The Portland, Ore., Bureau of Environmental Services and Salem, Ore.-based contractor Emery & Sons Construction Inc. on a recent project needed precision to bore a new sewer line beneath two trolley tracks near an existing steam vent in downtown Portland. They turned to an up-and-coming technology: laser-guided boring.

The laser-guided boring system allows crews to precisely place materials and work in tight spaces.
Photo Courtesy Of Emery & Sons
The laser-guided boring system allows crews to precisely place materials and work in tight spaces.

Using a Pella, Iowa-based Vermeer AXIS tool, the laser system provides near-exact placement of a bored tunnel and then pulls the pipe back through when complete—“a marvelous machine,” says Bill Theiss, PBES’s project manager.

The system allowed crews to run 245 ft of new sewer pipe in a high-traffic area within one week, says Dale Bettencourt, Emery & Sons project manager.

As part of a larger $2.2-million capital improvement project to update an aging sewer infrastructure, working in tight spots and digging underneath existing tracks and utilities proved daunting. “I’m just astounded by how close they can hit where they aim that thing,” Theiss says. “This is the second time we tried it, and we are starting to get a little more confident,” he adds.

The technology designed by Australian inventor Stuart Harrison, who partnered with Vermeer, works like a directional drill machine, but the ground doesn’t need to be pressurized while it bores. Emery & Sons crews dug two 8-ft by 12-ft launch and receiving pits—small sizes for this type of work—and lined up the laser with Harrison’s help.
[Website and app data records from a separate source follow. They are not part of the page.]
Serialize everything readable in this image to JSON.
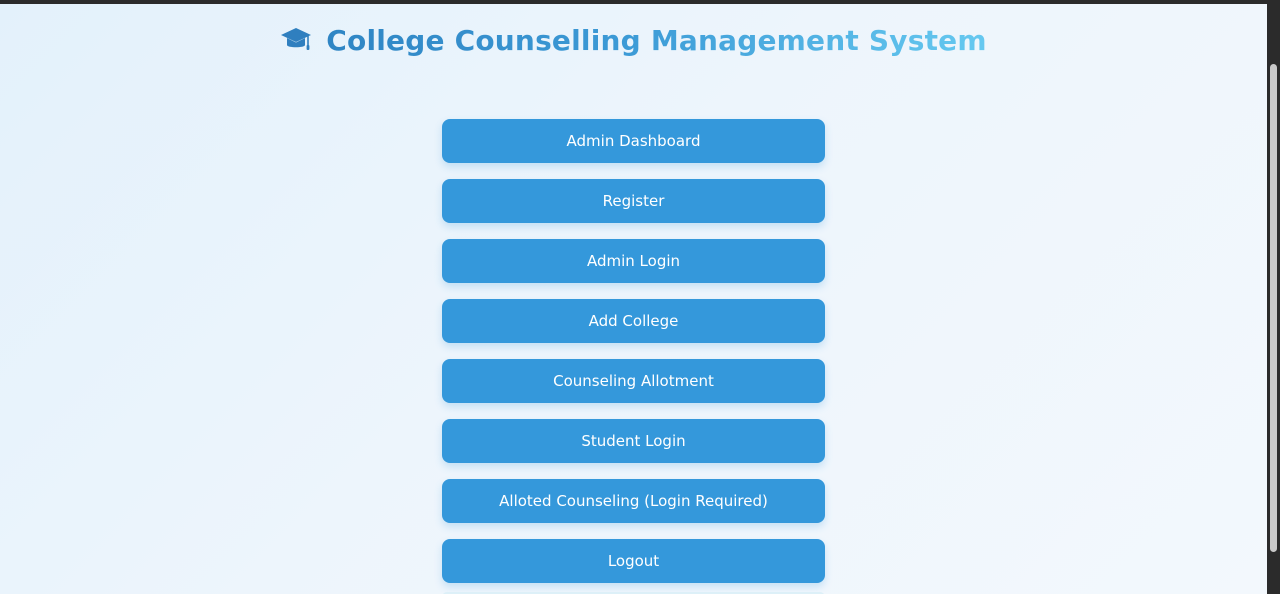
{
  "header": {
    "title": "College Counselling Management System",
    "icon": "graduation-cap-icon"
  },
  "menu": {
    "items": [
      {
        "label": "Admin Dashboard"
      },
      {
        "label": "Register"
      },
      {
        "label": "Admin Login"
      },
      {
        "label": "Add College"
      },
      {
        "label": "Counseling Allotment"
      },
      {
        "label": "Student Login"
      },
      {
        "label": "Alloted Counseling (Login Required)"
      },
      {
        "label": "Logout"
      }
    ]
  },
  "colors": {
    "button": "#3498db",
    "button_text": "#ffffff",
    "title_start": "#2f85c4",
    "title_end": "#66c9f0",
    "background": "#eaf4fc"
  }
}
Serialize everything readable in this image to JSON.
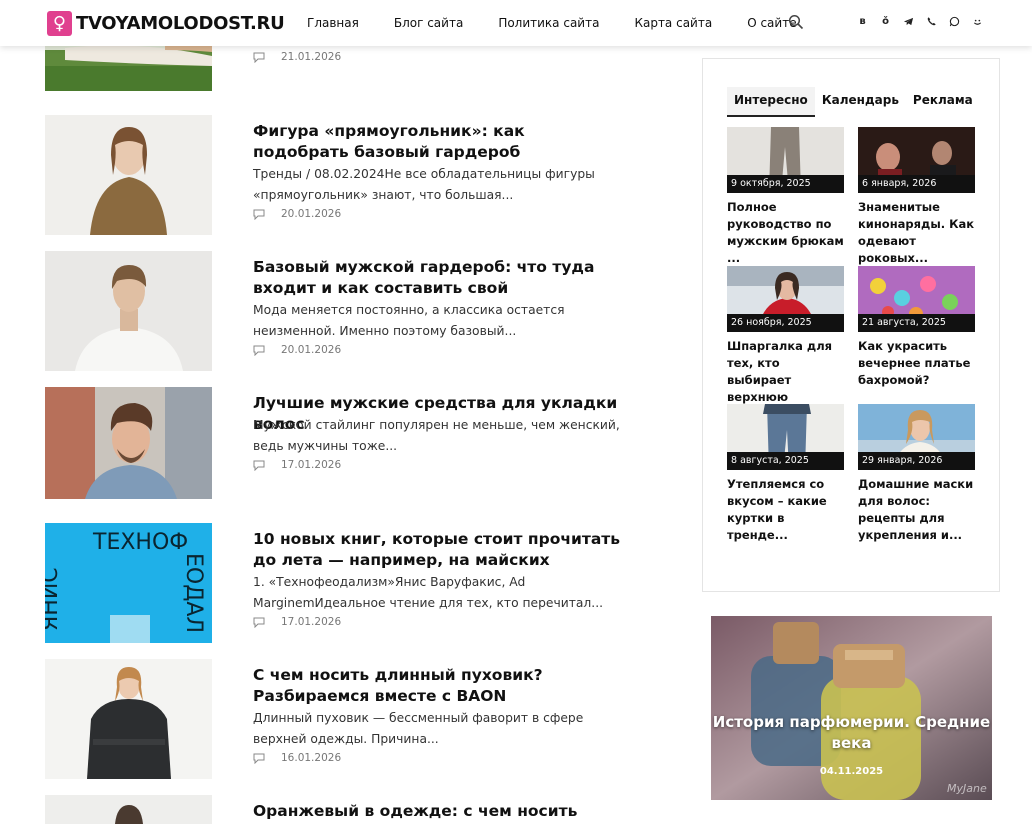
{
  "header": {
    "logo_text": "TVOYAMOLODOST.RU",
    "nav": [
      "Главная",
      "Блог сайта",
      "Политика сайта",
      "Карта сайта",
      "О сайте"
    ],
    "socials": [
      "vk-icon",
      "ok-icon",
      "telegram-icon",
      "viber-icon",
      "whatsapp-icon",
      "vk-smile-icon"
    ]
  },
  "feed": [
    {
      "title": "",
      "excerpt": "",
      "date": "21.01.2026"
    },
    {
      "title": "Фигура «прямоугольник»: как подобрать базовый гардероб",
      "excerpt": "Тренды / 08.02.2024Не все обладательницы фигуры «прямоугольник» знают, что большая...",
      "date": "20.01.2026"
    },
    {
      "title": "Базовый мужской гардероб: что туда входит и как составить свой",
      "excerpt": "Мода меняется постоянно, а классика остается неизменной. Именно поэтому базовый...",
      "date": "20.01.2026"
    },
    {
      "title": "Лучшие мужские средства для укладки волос",
      "excerpt": "Мужской стайлинг популярен не меньше, чем женский, ведь мужчины тоже...",
      "date": "17.01.2026"
    },
    {
      "title": "10 новых книг, которые стоит прочитать до лета — например, на майских",
      "excerpt": "1. «Технофеодализм»Янис Варуфакис, Ad MarginemИдеальное чтение для тех, кто перечитал...",
      "date": "17.01.2026"
    },
    {
      "title": "С чем носить длинный пуховик? Разбираемся вместе с BAON",
      "excerpt": "Длинный пуховик — бессменный фаворит в сфере верхней одежды. Причина...",
      "date": "16.01.2026"
    },
    {
      "title": "Оранжевый в одежде: с чем носить самый",
      "excerpt": "",
      "date": ""
    }
  ],
  "book_cover": {
    "line1": "ТЕХНОФ",
    "line2": "ЕОДАЛ",
    "side": "ЯНИС"
  },
  "widget": {
    "tabs": [
      "Интересно",
      "Календарь",
      "Реклама"
    ],
    "cards": [
      {
        "date": "9 октября, 2025",
        "title": "Полное руководство по мужским брюкам ..."
      },
      {
        "date": "6 января, 2026",
        "title": "Знаменитые кинонаряды. Как одевают роковых..."
      },
      {
        "date": "26 ноября, 2025",
        "title": "Шпаргалка для тех, кто выбирает верхнюю одежду..."
      },
      {
        "date": "21 августа, 2025",
        "title": "Как украсить вечернее платье бахромой?"
      },
      {
        "date": "8 августа, 2025",
        "title": "Утепляемся со вкусом – какие куртки в тренде..."
      },
      {
        "date": "29 января, 2026",
        "title": "Домашние маски для волос: рецепты для укрепления и..."
      }
    ]
  },
  "promo": {
    "title": "История парфюмерии. Средние века",
    "date": "04.11.2025",
    "watermark": "MyJane"
  }
}
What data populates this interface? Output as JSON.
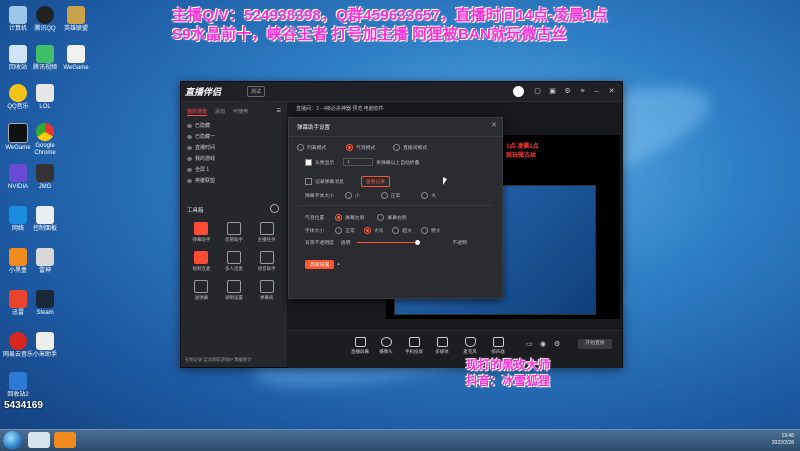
{
  "overlay": {
    "line1": "主播Q/V：524938398，Q群459633657，直播时间14点-凌晨1点",
    "line2": "S9水晶前十，峡谷王者      打号加主播           阿狸被BAN就玩微古丝",
    "bottom1": "现打的黑玫大师",
    "bottom2": "抖音：冰雪狐狸"
  },
  "desktop_icons": [
    {
      "label": "计算机"
    },
    {
      "label": "腾讯QQ"
    },
    {
      "label": "英雄联盟"
    },
    {
      "label": "回收站"
    },
    {
      "label": "腾讯视频"
    },
    {
      "label": "WeGame"
    },
    {
      "label": "QQ音乐"
    },
    {
      "label": "LOL"
    },
    {
      "label": "WeGame"
    },
    {
      "label": "Google Chrome"
    },
    {
      "label": "NVIDIA"
    },
    {
      "label": "JMG"
    },
    {
      "label": "网络"
    },
    {
      "label": "控制面板"
    },
    {
      "label": "小黑盒"
    },
    {
      "label": "雷神"
    },
    {
      "label": "迅雷"
    },
    {
      "label": "Steam"
    },
    {
      "label": "网易云音乐"
    },
    {
      "label": "小米助手"
    },
    {
      "label": "回收站2"
    }
  ],
  "app": {
    "logo": "直播伴侣",
    "version_badge": "测试",
    "left_tabs": [
      "我的场景",
      "添加",
      "可使用"
    ],
    "scenes": [
      "已隐藏",
      "已隐藏一",
      "直播时间",
      "我的游戏",
      "全屏 1",
      "英雄联盟"
    ],
    "tools_title": "工具箱",
    "tools": [
      {
        "label": "弹幕助手"
      },
      {
        "label": "房管助手"
      },
      {
        "label": "主播任务"
      },
      {
        "label": "视频连麦"
      },
      {
        "label": "多人连麦"
      },
      {
        "label": "语音助手"
      },
      {
        "label": "送弹幕"
      },
      {
        "label": "录制设置"
      },
      {
        "label": "弹幕商"
      },
      {
        "label": "礼物"
      },
      {
        "label": "动态"
      },
      {
        "label": "下载"
      }
    ],
    "left_footer": "礼物记录   自动获取游戏IP   数据统计",
    "scene_bar": "直播间：3 - 4级必杀神器   预览              电脑软件",
    "bottom_bar": [
      "直播屏幕",
      "摄像头",
      "手机投屏",
      "多媒体",
      "麦克风",
      "扬声器"
    ],
    "start_live": "开始直播"
  },
  "dialog": {
    "title": "弹幕助手设置",
    "modes": [
      "列表模式",
      "气泡模式",
      "直播间模式"
    ],
    "show_avatar": "头像显示",
    "lines_value": "1",
    "lines_suffix": "条弹幕以上自动折叠",
    "record_label": "记录弹幕消息",
    "record_btn": "查看记录",
    "font_label": "弹幕字体大小",
    "font_options": [
      "小",
      "正常",
      "大"
    ],
    "bubble_pos": "气泡位置",
    "bubble_pos_options": [
      "屏幕左侧",
      "屏幕右侧"
    ],
    "font_size": "字体大小",
    "font_size_options": [
      "正常",
      "大号",
      "超大",
      "特大"
    ],
    "bg_opacity": "背景不透明度",
    "opacity_left": "透明",
    "opacity_right": "不透明",
    "advanced_btn": "高级设置"
  },
  "taskbar": {
    "time": "13:46",
    "date": "2022/2/28"
  },
  "watermark": "5434169"
}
“If you aim [the laser] in the right direction, it will go in the right direction,” Theiss says. While the machine is designed to range up to 350 ft, Emery & Sons needed it for just 245 ft of 14-in.-dia piping, a smaller size than traditional micro tunneling allows. Once the tunnel was bored, the system pulled flexible high-density polyethylene pipe back through the aperture. The crews avoided the standard procedure: jamming pipe into an existing hole.

The new tunnel, running parallel to an old clay sewer pipe, runs from 10 to 13 ft underground and within 10 ft of a steam tunnel containing 50,000 volts as well as the trolley tracks and existing storm lines. Thus, precision was key. The soft soil allowed the pipe to run straight through and fall within 0.2 inches of the final target, Bettencourt says.

As Portland continues to undergo massive sewer upgrades of its aging concrete and clay pipes, Theiss says this technology will come into play more. “There are a lot of cases where it could and probably will be used,” Theiss says. “We do have another project … that we hope … to use it on.”